UC Berkeley announces new lifelong learning institute
BERKELEY – The University of California, Berkeley, is establishing a new program for adults 50 and older that will allow them to enroll in classes taught by retired faculty members but free of homework or exams.
The program, which will start in the fall, is funded in part by a $100,000 grant from the San Francisco-based Bernard Osher Foundation. The initial course offerings will range from an examination of the American soul to a review of new approaches to disease prevention.
UC Berkeley Extension will administer the new Osher Lifelong Learning Institute at UC Berkeley, and most classes will be held at UC Extension's headquarters in downtown Berkeley, a few blocks from the main campus.
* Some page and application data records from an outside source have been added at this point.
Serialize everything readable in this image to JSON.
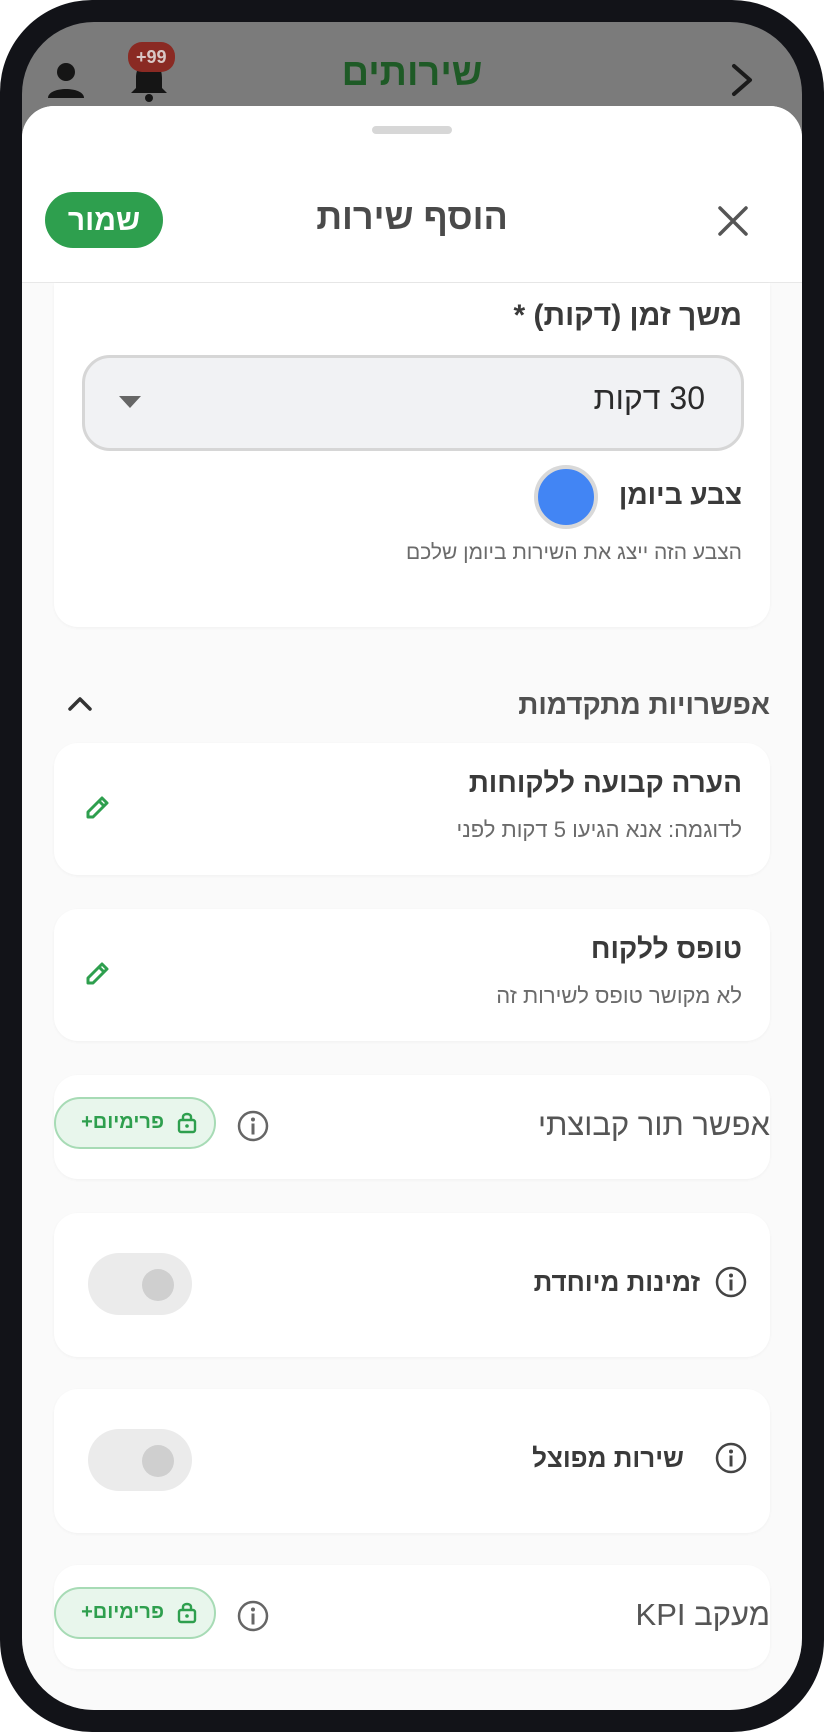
{
  "app_header": {
    "title": "שירותים",
    "notification_badge": "+99",
    "icons": [
      "back-chevron-icon",
      "bell-icon",
      "user-icon"
    ]
  },
  "sheet": {
    "title": "הוסף שירות",
    "save_label": "שמור",
    "icons": [
      "close-icon"
    ]
  },
  "duration": {
    "label": "משך זמן (דקות) *",
    "value": "30 דקות"
  },
  "calendar_color": {
    "label": "צבע ביומן",
    "hint": "הצבע הזה ייצג את השירות ביומן שלכם",
    "color": "#4285f4"
  },
  "advanced": {
    "title": "אפשרויות מתקדמות",
    "expanded": true
  },
  "customer_note": {
    "title": "הערה קבועה ללקוחות",
    "placeholder": "לדוגמה: אנא הגיעו 5 דקות לפני"
  },
  "customer_form": {
    "title": "טופס ללקוח",
    "value": "לא מקושר טופס לשירות זה"
  },
  "group_booking": {
    "label": "אפשר תור קבוצתי",
    "premium_label": "פרימיום+"
  },
  "special_availability": {
    "label": "זמינות מיוחדת",
    "enabled": false
  },
  "split_service": {
    "label": "שירות מפוצל",
    "enabled": false
  },
  "kpi_tracking": {
    "label": "מעקב KPI",
    "premium_label": "פרימיום+"
  },
  "colors": {
    "accent": "#2e9f4e",
    "premium_bg": "#e8f6ec"
  }
}
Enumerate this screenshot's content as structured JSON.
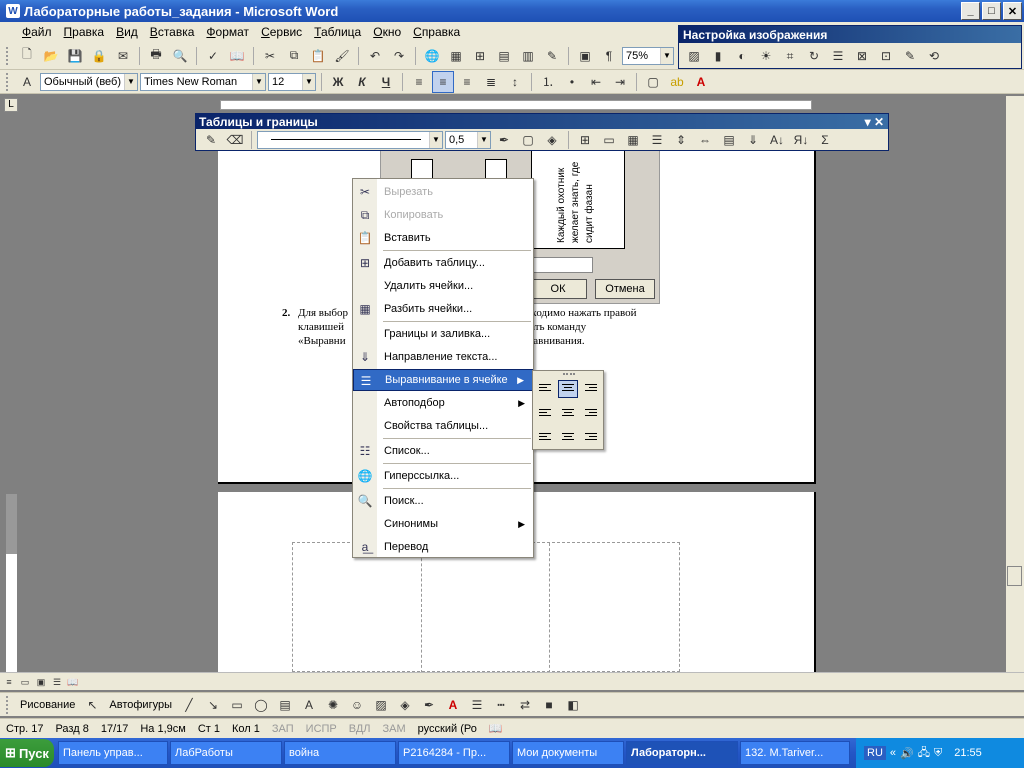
{
  "window": {
    "title": "Лабораторные работы_задания - Microsoft Word",
    "buttons": [
      "_",
      "□",
      "✕"
    ]
  },
  "menubar": {
    "items": [
      "Файл",
      "Правка",
      "Вид",
      "Вставка",
      "Формат",
      "Сервис",
      "Таблица",
      "Окно",
      "Справка"
    ]
  },
  "toolbar_standard": {
    "zoom": "75%"
  },
  "toolbar_format": {
    "style": "Обычный (веб)",
    "font": "Times New Roman",
    "size": "12",
    "bold": "Ж",
    "italic": "К",
    "underline": "Ч"
  },
  "image_toolbar": {
    "title": "Настройка изображения"
  },
  "tables_toolbar": {
    "title": "Таблицы и границы",
    "line_width": "0,5"
  },
  "document": {
    "item_number": "2.",
    "paragraph_line1": "Для выбор                              ячейке таблицы, необходимо нажать правой",
    "paragraph_line2": "клавишей                              нтекстном меню выбрать команду",
    "paragraph_line3": "«Выравни                              з девяти способов выравнивания.",
    "dialog_ok": "ОК",
    "dialog_cancel": "Отмена",
    "dialog_sample_text": "Каждый охотник желает знать, где сидит фазан"
  },
  "context_menu": {
    "items": [
      {
        "label": "Вырезать",
        "icon": "scissors-icon",
        "disabled": true
      },
      {
        "label": "Копировать",
        "icon": "copy-icon",
        "disabled": true
      },
      {
        "label": "Вставить",
        "icon": "paste-icon"
      },
      {
        "label": "Добавить таблицу...",
        "icon": "table-icon"
      },
      {
        "label": "Удалить ячейки...",
        "icon": ""
      },
      {
        "label": "Разбить ячейки...",
        "icon": "split-cells-icon"
      },
      {
        "label": "Границы и заливка...",
        "icon": ""
      },
      {
        "label": "Направление текста...",
        "icon": "text-direction-icon"
      },
      {
        "label": "Выравнивание в ячейке",
        "icon": "align-icon",
        "submenu": true,
        "selected": true
      },
      {
        "label": "Автоподбор",
        "icon": "",
        "submenu": true
      },
      {
        "label": "Свойства таблицы...",
        "icon": ""
      },
      {
        "label": "Список...",
        "icon": "list-icon"
      },
      {
        "label": "Гиперссылка...",
        "icon": "hyperlink-icon"
      },
      {
        "label": "Поиск...",
        "icon": "search-icon"
      },
      {
        "label": "Синонимы",
        "icon": "",
        "submenu": true
      },
      {
        "label": "Перевод",
        "icon": "translate-icon"
      }
    ]
  },
  "status": {
    "page": "Стр. 17",
    "section": "Разд 8",
    "pages": "17/17",
    "at": "На 1,9см",
    "line": "Ст 1",
    "col": "Кол 1",
    "rec": "ЗАП",
    "trk": "ИСПР",
    "ext": "ВДЛ",
    "ovr": "ЗАМ",
    "lang": "русский (Ро"
  },
  "drawing_toolbar": {
    "draw": "Рисование",
    "autoshapes": "Автофигуры"
  },
  "taskbar": {
    "start": "Пуск",
    "tasks": [
      "Панель управ...",
      "ЛабРаботы",
      "война",
      "P2164284 - Пр...",
      "Мои документы",
      "Лабораторн...",
      "132. M.Tariver..."
    ],
    "lang": "RU",
    "time": "21:55"
  }
}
Emeriti faculty from UC Berkeley and scholars from other Bay Area colleges and universities will teach the non-credit courses.
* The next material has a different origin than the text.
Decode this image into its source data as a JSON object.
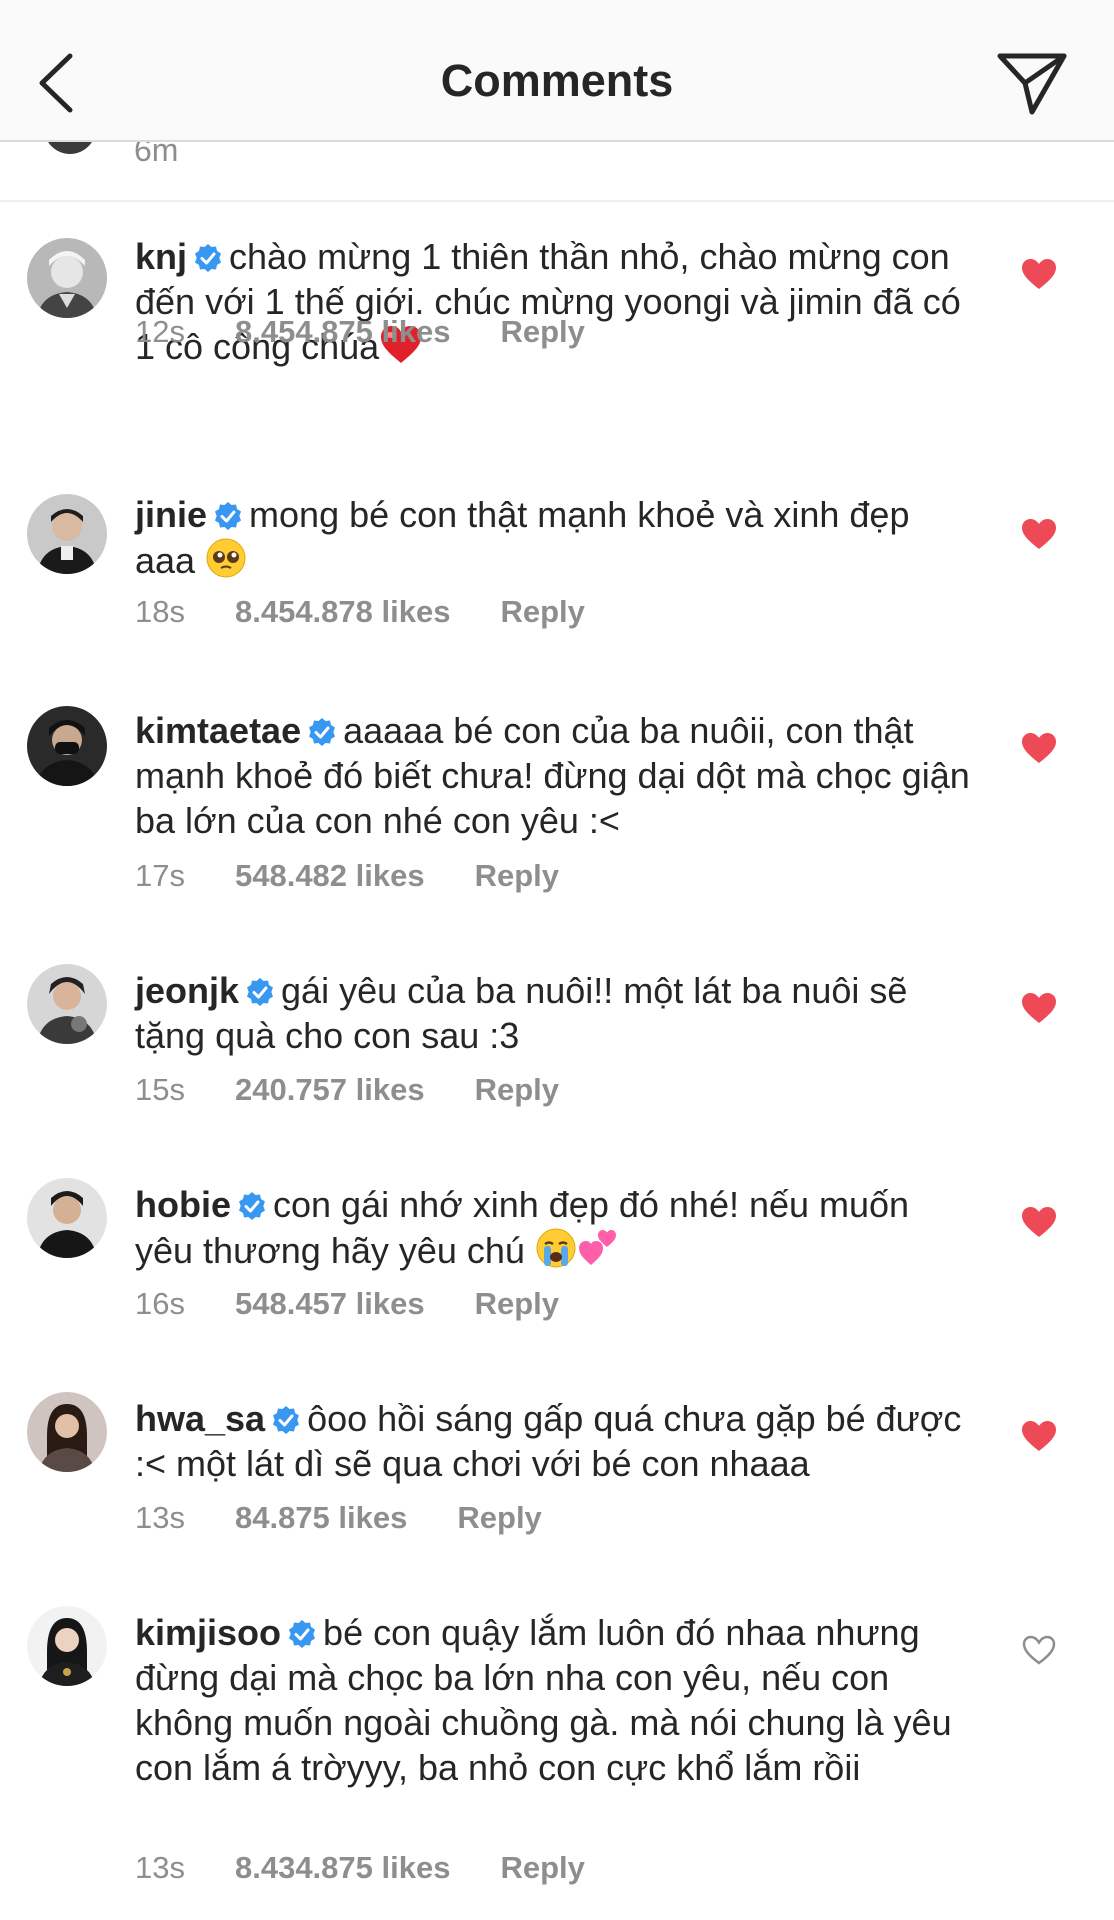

"The love of learning doesn't stop as you get older, and neither should the opportunities to acquire knowledge. I'm delighted that this grant from the Osher Foundation allows us to draw on the university's resources and open the way for retirees and others to enroll in classes for the sheer joy of learning," said Chancellor Robert M. Berdahl.
Adults 50 and over will be eligible for membership in the new institute. With a fee of $295 plus a $50 activity fee for the fall term, those who enroll will be able to take up to four courses. Courses will be taught during the day, and there will be no requirements for homework or exams.
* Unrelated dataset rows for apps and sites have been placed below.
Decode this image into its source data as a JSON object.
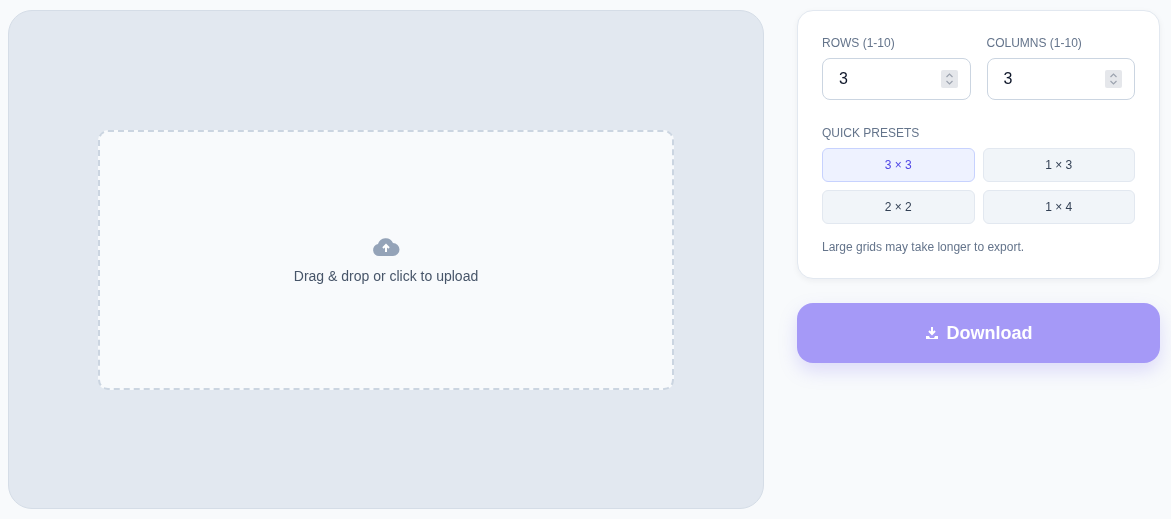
{
  "upload": {
    "text": "Drag & drop or click to upload"
  },
  "settings": {
    "rows": {
      "label": "ROWS (1-10)",
      "value": "3"
    },
    "columns": {
      "label": "COLUMNS (1-10)",
      "value": "3"
    },
    "presets_label": "QUICK PRESETS",
    "presets": [
      {
        "label": "3 × 3",
        "selected": true
      },
      {
        "label": "1 × 3",
        "selected": false
      },
      {
        "label": "2 × 2",
        "selected": false
      },
      {
        "label": "1 × 4",
        "selected": false
      }
    ],
    "note": "Large grids may take longer to export."
  },
  "download": {
    "label": "Download",
    "disabled": true
  }
}
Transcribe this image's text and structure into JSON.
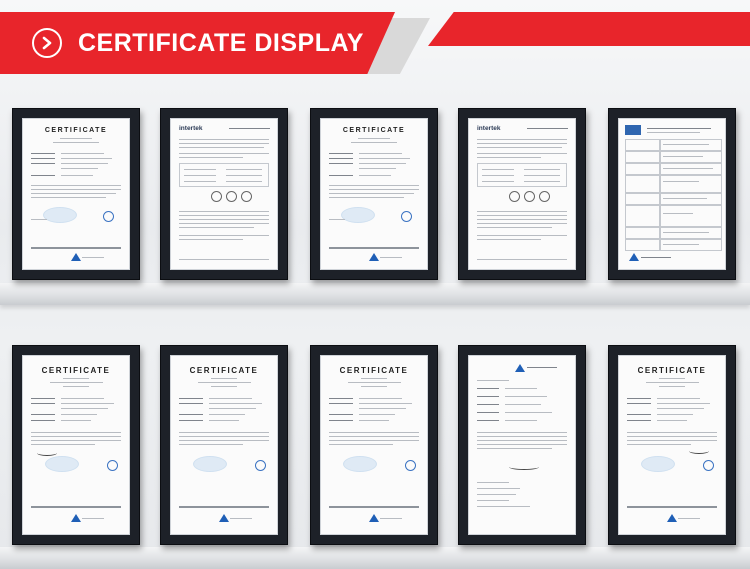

The line-up of fall courses includes "Preventing Disease: Some New
Approaches," taught by Leonard Syme, professor emeritus in the School
of Public Health, and "The Development of the American Soul," taught
by William Garrett, a professor of humanities at John F. Kennedy
University. Among other courses, Leonard Johnson, a professor emeritus
in the UC
Berkeley French department, will teach "Cuisine in the History of French
Civilization," and John Warren Travis, a professor emeritus of theater
arts, will teach "From Page to Stage to Silver Screen."
In addition, those who enroll will be eligible for benefits offered by Cal Performances, the Berkeley Art Museum and Pacific Film Archive, and University of California Botanical Garden.
An open house on Sept. 10, featuring Chancellor Berdahl and other speakers, as well as instructors, will formally launch the institute. The first group of courses will begin in October.
The Bernard Osher Foundation, established by San Francisco businessman Bernard Osher in 1977, seeks to improve the quality of life for residents of the San Francisco Bay Area through programs in the arts and humanities and in post-secondary and environmental education. The foundation has made grants to 18 institutions in four states to establish a network of Osher Lifelong Learning Institutes.
UC Berkeley Extension is the continuing education branch of UC Berkeley. Extension offers more than 2,500 courses each year, including online courses and more than 30 certificate programs and customized training.